* _What is required_:
Collect each line of the records containing the string "Contract".
··· Source data
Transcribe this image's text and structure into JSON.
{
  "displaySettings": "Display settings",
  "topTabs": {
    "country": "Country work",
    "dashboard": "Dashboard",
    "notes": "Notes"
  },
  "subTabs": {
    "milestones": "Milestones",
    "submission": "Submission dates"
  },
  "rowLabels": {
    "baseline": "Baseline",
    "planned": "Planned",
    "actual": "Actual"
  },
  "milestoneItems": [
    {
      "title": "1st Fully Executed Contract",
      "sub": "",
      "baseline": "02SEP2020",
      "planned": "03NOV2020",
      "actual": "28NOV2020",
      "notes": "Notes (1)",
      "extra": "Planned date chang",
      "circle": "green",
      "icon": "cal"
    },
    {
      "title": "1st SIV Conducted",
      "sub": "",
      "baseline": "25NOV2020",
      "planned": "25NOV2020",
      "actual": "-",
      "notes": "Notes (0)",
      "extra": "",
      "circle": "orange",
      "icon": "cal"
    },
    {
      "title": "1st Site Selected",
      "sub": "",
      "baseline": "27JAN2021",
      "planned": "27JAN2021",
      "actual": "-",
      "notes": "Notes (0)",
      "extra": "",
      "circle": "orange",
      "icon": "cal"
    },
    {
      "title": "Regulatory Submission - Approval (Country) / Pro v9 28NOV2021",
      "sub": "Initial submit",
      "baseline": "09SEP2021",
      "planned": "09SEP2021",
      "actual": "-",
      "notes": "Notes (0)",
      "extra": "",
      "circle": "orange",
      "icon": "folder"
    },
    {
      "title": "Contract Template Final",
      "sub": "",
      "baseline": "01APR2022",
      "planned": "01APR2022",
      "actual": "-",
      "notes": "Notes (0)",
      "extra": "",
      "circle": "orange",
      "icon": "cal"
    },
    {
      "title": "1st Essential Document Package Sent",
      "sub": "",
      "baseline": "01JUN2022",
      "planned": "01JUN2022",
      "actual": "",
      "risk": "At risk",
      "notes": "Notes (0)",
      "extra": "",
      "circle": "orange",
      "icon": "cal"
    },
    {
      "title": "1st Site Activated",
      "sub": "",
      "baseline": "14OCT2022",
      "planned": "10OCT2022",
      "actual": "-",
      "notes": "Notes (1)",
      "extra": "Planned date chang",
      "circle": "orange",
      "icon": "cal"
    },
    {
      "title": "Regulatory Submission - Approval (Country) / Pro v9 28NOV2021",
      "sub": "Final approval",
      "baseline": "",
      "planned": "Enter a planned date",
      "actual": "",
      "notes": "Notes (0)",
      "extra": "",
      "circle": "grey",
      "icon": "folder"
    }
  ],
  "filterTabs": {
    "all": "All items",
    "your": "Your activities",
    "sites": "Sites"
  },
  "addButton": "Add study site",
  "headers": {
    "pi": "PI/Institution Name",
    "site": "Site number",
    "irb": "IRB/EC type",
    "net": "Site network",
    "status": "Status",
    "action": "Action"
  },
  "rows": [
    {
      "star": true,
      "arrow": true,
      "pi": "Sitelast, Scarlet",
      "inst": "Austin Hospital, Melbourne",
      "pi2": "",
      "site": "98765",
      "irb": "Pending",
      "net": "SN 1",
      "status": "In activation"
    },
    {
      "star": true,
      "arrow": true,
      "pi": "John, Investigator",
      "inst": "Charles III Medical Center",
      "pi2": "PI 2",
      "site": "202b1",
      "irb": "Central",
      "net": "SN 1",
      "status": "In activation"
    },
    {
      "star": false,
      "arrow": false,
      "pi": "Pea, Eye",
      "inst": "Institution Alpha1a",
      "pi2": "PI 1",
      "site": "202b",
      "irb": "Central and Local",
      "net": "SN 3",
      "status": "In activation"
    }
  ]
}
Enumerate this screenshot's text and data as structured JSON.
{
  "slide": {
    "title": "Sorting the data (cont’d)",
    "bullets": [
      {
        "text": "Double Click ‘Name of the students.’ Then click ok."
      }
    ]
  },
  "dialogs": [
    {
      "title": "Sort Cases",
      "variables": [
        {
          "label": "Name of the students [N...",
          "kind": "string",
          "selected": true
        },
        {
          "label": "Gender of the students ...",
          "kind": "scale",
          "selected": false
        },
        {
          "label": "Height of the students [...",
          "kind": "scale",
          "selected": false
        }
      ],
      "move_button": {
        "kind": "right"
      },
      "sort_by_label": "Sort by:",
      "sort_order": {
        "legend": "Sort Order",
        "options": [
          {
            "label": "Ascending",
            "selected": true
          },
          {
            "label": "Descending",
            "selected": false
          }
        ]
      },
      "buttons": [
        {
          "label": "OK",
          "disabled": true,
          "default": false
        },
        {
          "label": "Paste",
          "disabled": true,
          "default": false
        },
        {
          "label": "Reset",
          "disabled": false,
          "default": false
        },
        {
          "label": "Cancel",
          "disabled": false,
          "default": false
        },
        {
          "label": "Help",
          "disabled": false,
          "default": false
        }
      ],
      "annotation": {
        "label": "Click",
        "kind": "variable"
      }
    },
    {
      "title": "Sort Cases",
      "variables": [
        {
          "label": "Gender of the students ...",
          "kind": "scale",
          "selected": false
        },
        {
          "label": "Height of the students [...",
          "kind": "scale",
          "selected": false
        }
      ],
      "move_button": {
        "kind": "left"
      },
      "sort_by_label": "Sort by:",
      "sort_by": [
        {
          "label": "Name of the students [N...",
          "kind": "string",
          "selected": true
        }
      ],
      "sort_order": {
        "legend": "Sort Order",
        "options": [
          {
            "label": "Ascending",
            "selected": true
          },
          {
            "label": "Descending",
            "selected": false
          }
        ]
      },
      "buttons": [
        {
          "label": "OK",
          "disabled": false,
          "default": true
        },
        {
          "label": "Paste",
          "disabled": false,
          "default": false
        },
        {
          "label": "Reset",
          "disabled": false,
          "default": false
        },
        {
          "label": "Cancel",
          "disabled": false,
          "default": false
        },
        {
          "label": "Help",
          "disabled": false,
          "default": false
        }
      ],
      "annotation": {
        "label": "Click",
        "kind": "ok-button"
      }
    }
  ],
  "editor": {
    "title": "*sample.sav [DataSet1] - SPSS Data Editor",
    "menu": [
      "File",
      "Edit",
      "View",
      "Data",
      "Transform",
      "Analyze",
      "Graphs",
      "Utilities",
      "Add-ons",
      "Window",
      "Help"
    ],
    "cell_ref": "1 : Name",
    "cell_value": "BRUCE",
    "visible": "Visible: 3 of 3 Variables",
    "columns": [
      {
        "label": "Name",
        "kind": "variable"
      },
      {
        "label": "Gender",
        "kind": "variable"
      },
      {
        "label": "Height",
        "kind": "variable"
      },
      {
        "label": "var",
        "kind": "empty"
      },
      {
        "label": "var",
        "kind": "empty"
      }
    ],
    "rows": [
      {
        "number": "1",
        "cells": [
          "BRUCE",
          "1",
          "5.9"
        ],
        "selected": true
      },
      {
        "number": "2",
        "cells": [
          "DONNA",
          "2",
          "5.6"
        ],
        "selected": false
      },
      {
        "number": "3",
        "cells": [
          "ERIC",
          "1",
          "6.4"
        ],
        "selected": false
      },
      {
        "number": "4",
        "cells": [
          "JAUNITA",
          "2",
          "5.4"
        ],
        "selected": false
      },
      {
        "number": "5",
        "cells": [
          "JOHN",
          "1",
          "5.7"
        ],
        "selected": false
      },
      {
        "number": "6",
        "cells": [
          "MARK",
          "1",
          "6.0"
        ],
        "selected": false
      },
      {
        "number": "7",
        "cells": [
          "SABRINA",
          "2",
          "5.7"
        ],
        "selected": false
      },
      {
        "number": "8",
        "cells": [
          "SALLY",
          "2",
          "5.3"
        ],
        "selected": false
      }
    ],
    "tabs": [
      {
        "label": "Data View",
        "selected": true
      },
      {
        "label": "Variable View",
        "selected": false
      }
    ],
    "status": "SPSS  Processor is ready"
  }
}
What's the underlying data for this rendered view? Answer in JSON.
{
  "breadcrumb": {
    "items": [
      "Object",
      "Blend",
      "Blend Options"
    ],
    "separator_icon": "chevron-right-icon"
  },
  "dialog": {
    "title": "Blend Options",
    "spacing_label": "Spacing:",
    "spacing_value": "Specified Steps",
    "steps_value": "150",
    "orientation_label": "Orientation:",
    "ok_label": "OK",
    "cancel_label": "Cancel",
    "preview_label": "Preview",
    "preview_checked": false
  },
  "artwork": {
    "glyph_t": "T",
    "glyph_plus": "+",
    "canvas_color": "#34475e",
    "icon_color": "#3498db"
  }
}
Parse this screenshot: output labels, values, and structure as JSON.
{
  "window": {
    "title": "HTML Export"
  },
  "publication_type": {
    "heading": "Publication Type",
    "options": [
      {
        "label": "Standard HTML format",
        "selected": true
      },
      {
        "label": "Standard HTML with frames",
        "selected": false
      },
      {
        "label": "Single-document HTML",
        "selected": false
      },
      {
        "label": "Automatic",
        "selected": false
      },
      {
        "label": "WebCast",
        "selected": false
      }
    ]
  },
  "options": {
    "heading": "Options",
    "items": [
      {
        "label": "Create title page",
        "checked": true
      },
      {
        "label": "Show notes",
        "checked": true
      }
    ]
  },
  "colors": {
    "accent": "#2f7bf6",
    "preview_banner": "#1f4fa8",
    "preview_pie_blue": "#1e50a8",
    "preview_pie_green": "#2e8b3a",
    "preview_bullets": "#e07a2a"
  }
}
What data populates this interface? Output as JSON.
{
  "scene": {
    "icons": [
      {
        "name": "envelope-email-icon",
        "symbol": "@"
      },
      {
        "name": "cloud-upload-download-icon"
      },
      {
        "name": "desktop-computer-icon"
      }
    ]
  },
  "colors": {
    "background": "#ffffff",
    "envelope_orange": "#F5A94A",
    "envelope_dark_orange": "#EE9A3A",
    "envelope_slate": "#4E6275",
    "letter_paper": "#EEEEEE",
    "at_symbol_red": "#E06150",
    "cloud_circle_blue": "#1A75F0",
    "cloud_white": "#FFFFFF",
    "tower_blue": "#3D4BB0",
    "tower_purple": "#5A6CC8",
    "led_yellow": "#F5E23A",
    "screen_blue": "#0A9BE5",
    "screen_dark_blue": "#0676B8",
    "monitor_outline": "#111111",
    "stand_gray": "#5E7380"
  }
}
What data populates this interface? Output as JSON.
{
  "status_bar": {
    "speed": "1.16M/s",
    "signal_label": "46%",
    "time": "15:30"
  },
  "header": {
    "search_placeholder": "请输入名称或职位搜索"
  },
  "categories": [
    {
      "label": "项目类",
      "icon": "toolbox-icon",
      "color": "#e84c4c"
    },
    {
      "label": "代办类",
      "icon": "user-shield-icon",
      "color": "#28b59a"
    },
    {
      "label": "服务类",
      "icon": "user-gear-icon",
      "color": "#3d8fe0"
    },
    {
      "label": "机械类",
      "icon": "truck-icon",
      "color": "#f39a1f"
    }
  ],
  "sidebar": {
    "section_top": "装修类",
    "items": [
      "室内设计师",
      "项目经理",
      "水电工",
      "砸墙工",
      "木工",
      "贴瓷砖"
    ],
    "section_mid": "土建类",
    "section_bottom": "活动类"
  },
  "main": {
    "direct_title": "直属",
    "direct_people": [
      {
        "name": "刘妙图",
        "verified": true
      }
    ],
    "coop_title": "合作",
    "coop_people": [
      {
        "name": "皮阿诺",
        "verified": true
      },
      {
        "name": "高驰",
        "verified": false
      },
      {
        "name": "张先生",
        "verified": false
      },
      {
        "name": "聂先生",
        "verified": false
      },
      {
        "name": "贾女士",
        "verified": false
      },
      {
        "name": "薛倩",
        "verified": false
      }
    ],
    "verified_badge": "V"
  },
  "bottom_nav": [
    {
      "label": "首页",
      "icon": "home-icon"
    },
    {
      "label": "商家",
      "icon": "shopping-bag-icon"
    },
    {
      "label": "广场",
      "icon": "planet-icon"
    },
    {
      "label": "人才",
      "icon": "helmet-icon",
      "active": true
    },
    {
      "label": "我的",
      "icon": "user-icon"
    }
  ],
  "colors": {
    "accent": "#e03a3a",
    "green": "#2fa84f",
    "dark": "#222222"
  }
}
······
* _Solution to the exercise_:
      "title": "1st Fully Executed Contract",
      "title": "Contract Template Final",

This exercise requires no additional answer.